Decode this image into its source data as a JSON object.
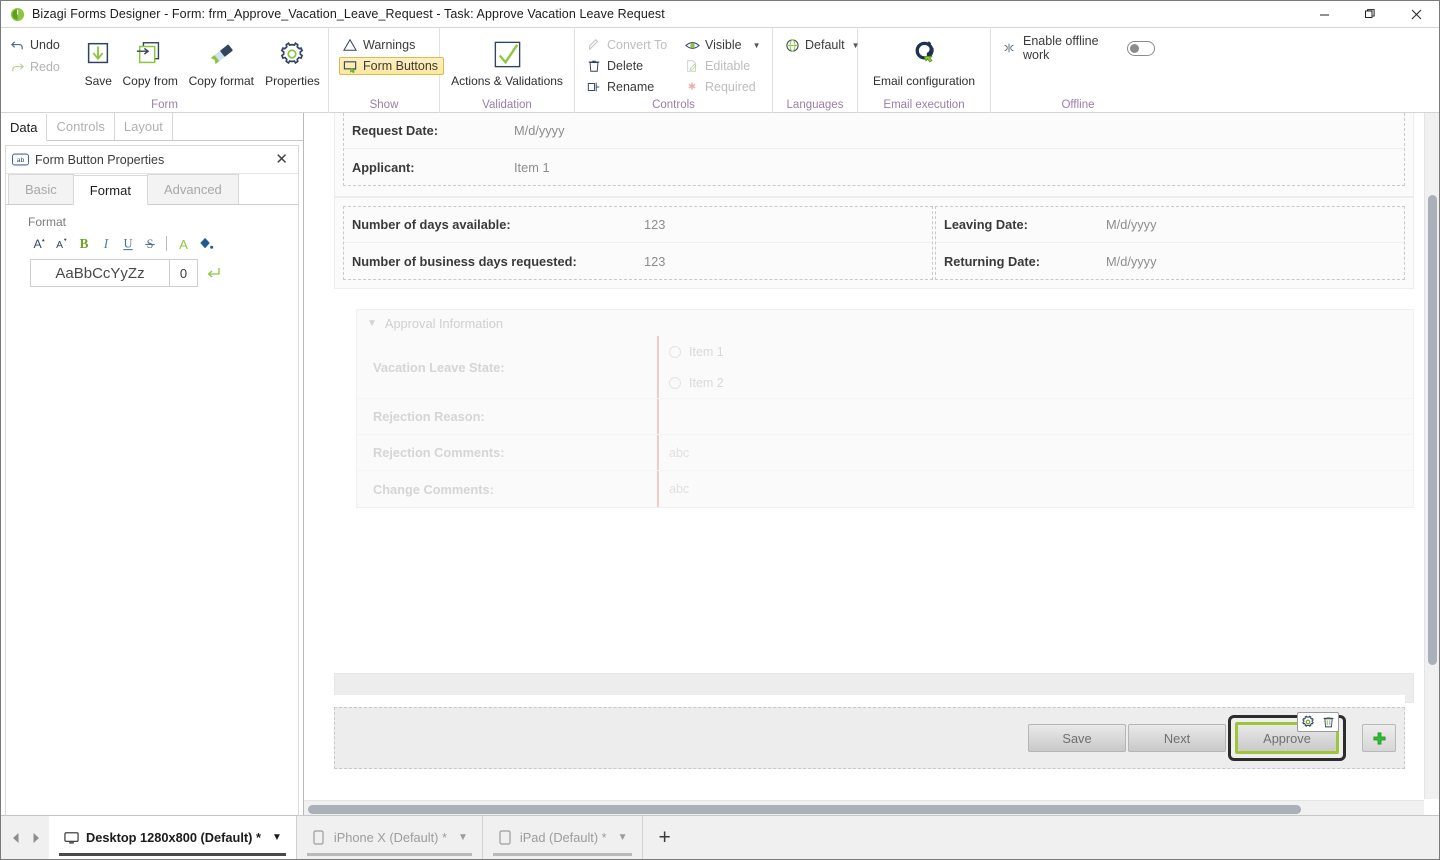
{
  "window": {
    "title": "Bizagi Forms Designer  - Form: frm_Approve_Vacation_Leave_Request - Task:  Approve Vacation Leave Request",
    "minimize_label": "─",
    "maximize_label": "❐",
    "close_label": "✕"
  },
  "ribbon": {
    "groups": {
      "form": {
        "label": "Form",
        "undo": "Undo",
        "redo": "Redo",
        "save": "Save",
        "copy_from": "Copy from",
        "copy_format": "Copy format",
        "properties": "Properties"
      },
      "show": {
        "label": "Show",
        "warnings": "Warnings",
        "form_buttons": "Form Buttons"
      },
      "validation": {
        "label": "Validation",
        "actions_validations": "Actions & Validations"
      },
      "controls": {
        "label": "Controls",
        "convert_to": "Convert To",
        "delete": "Delete",
        "rename": "Rename",
        "visible": "Visible",
        "editable": "Editable",
        "required": "Required"
      },
      "languages": {
        "label": "Languages",
        "default": "Default"
      },
      "email": {
        "label": "Email execution",
        "email_configuration": "Email configuration"
      },
      "offline": {
        "label": "Offline",
        "enable_offline_work": "Enable offline work",
        "toggle_state": "off"
      }
    }
  },
  "left_panel": {
    "tabs": [
      {
        "label": "Data",
        "selected": true
      },
      {
        "label": "Controls",
        "selected": false
      },
      {
        "label": "Layout",
        "selected": false
      }
    ],
    "properties": {
      "title": "Form Button Properties",
      "close_label": "✕",
      "tabs": [
        {
          "label": "Basic",
          "selected": false
        },
        {
          "label": "Format",
          "selected": true
        },
        {
          "label": "Advanced",
          "selected": false
        }
      ],
      "format_section_title": "Format",
      "format_tools": [
        "increase-font-size",
        "decrease-font-size",
        "bold",
        "italic",
        "underline",
        "strikethrough",
        "font-color",
        "highlight-color"
      ],
      "preview_text": "AaBbCcYyZz",
      "size_value": "0",
      "reset_icon": "reset-format-icon"
    }
  },
  "form": {
    "top_section": {
      "rows": [
        {
          "label": "Request Date:",
          "value": "M/d/yyyy"
        },
        {
          "label": "Applicant:",
          "value": "Item 1"
        }
      ]
    },
    "days_section": {
      "left_rows": [
        {
          "label": "Number of days available:",
          "value": "123"
        },
        {
          "label": "Number of business days requested:",
          "value": "123"
        }
      ],
      "right_rows": [
        {
          "label": "Leaving Date:",
          "value": "M/d/yyyy"
        },
        {
          "label": "Returning Date:",
          "value": "M/d/yyyy"
        }
      ]
    },
    "approval_section": {
      "title": "Approval Information",
      "collapse_icon": "chevron-down-icon",
      "rows": [
        {
          "label": "Vacation Leave State:",
          "type": "radio-group",
          "options": [
            "Item 1",
            "Item 2"
          ]
        },
        {
          "label": "Rejection Reason:",
          "type": "dropdown",
          "value": ""
        },
        {
          "label": "Rejection Comments:",
          "type": "text",
          "placeholder": "abc"
        },
        {
          "label": "Change Comments:",
          "type": "text",
          "placeholder": "abc"
        }
      ]
    },
    "buttons": {
      "save": "Save",
      "next": "Next",
      "approve": "Approve",
      "add": "+",
      "selected": "Approve",
      "selection_tools": [
        "gear-icon",
        "trash-icon"
      ]
    }
  },
  "device_bar": {
    "prev_label": "◀",
    "next_label": "▶",
    "tabs": [
      {
        "label": "Desktop 1280x800 (Default) *",
        "icon": "monitor-icon",
        "selected": true
      },
      {
        "label": "iPhone X (Default) *",
        "icon": "phone-icon",
        "selected": false
      },
      {
        "label": "iPad (Default) *",
        "icon": "tablet-icon",
        "selected": false
      }
    ],
    "add_label": "+"
  },
  "colors": {
    "accent_green": "#8cc63f",
    "ribbon_group_label": "#9a7fa8",
    "highlight_yellow": "#fbe79e",
    "selection_border": "#2d2d2d",
    "required_pink": "#f6c9c9"
  }
}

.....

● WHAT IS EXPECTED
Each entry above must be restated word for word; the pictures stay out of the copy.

● RESULT BELOW
Decode this image into its source data as a JSON object.
{
  "window": {
    "title": "Bizagi Forms Designer  - Form: frm_Approve_Vacation_Leave_Request - Task:  Approve Vacation Leave Request",
    "minimize_label": "─",
    "maximize_label": "❐",
    "close_label": "✕"
  },
  "ribbon": {
    "groups": {
      "form": {
        "label": "Form",
        "undo": "Undo",
        "redo": "Redo",
        "save": "Save",
        "copy_from": "Copy from",
        "copy_format": "Copy format",
        "properties": "Properties"
      },
      "show": {
        "label": "Show",
        "warnings": "Warnings",
        "form_buttons": "Form Buttons"
      },
      "validation": {
        "label": "Validation",
        "actions_validations": "Actions & Validations"
      },
      "controls": {
        "label": "Controls",
        "convert_to": "Convert To",
        "delete": "Delete",
        "rename": "Rename",
        "visible": "Visible",
        "editable": "Editable",
        "required": "Required"
      },
      "languages": {
        "label": "Languages",
        "default": "Default"
      },
      "email": {
        "label": "Email execution",
        "email_configuration": "Email configuration"
      },
      "offline": {
        "label": "Offline",
        "enable_offline_work": "Enable offline work",
        "toggle_state": "off"
      }
    }
  },
  "left_panel": {
    "tabs": [
      {
        "label": "Data",
        "selected": true
      },
      {
        "label": "Controls",
        "selected": false
      },
      {
        "label": "Layout",
        "selected": false
      }
    ],
    "properties": {
      "title": "Form Button Properties",
      "close_label": "✕",
      "tabs": [
        {
          "label": "Basic",
          "selected": false
        },
        {
          "label": "Format",
          "selected": true
        },
        {
          "label": "Advanced",
          "selected": false
        }
      ],
      "format_section_title": "Format",
      "format_tools": [
        "increase-font-size",
        "decrease-font-size",
        "bold",
        "italic",
        "underline",
        "strikethrough",
        "font-color",
        "highlight-color"
      ],
      "preview_text": "AaBbCcYyZz",
      "size_value": "0",
      "reset_icon": "reset-format-icon"
    }
  },
  "form": {
    "top_section": {
      "rows": [
        {
          "label": "Request Date:",
          "value": "M/d/yyyy"
        },
        {
          "label": "Applicant:",
          "value": "Item 1"
        }
      ]
    },
    "days_section": {
      "left_rows": [
        {
          "label": "Number of days available:",
          "value": "123"
        },
        {
          "label": "Number of business days requested:",
          "value": "123"
        }
      ],
      "right_rows": [
        {
          "label": "Leaving Date:",
          "value": "M/d/yyyy"
        },
        {
          "label": "Returning Date:",
          "value": "M/d/yyyy"
        }
      ]
    },
    "approval_section": {
      "title": "Approval Information",
      "collapse_icon": "chevron-down-icon",
      "rows": [
        {
          "label": "Vacation Leave State:",
          "type": "radio-group",
          "options": [
            "Item 1",
            "Item 2"
          ]
        },
        {
          "label": "Rejection Reason:",
          "type": "dropdown",
          "value": ""
        },
        {
          "label": "Rejection Comments:",
          "type": "text",
          "placeholder": "abc"
        },
        {
          "label": "Change Comments:",
          "type": "text",
          "placeholder": "abc"
        }
      ]
    },
    "buttons": {
      "save": "Save",
      "next": "Next",
      "approve": "Approve",
      "add": "+",
      "selected": "Approve",
      "selection_tools": [
        "gear-icon",
        "trash-icon"
      ]
    }
  },
  "device_bar": {
    "prev_label": "◀",
    "next_label": "▶",
    "tabs": [
      {
        "label": "Desktop 1280x800 (Default) *",
        "icon": "monitor-icon",
        "selected": true
      },
      {
        "label": "iPhone X (Default) *",
        "icon": "phone-icon",
        "selected": false
      },
      {
        "label": "iPad (Default) *",
        "icon": "tablet-icon",
        "selected": false
      }
    ],
    "add_label": "+"
  },
  "colors": {
    "accent_green": "#8cc63f",
    "ribbon_group_label": "#9a7fa8",
    "highlight_yellow": "#fbe79e",
    "selection_border": "#2d2d2d",
    "required_pink": "#f6c9c9"
  }
}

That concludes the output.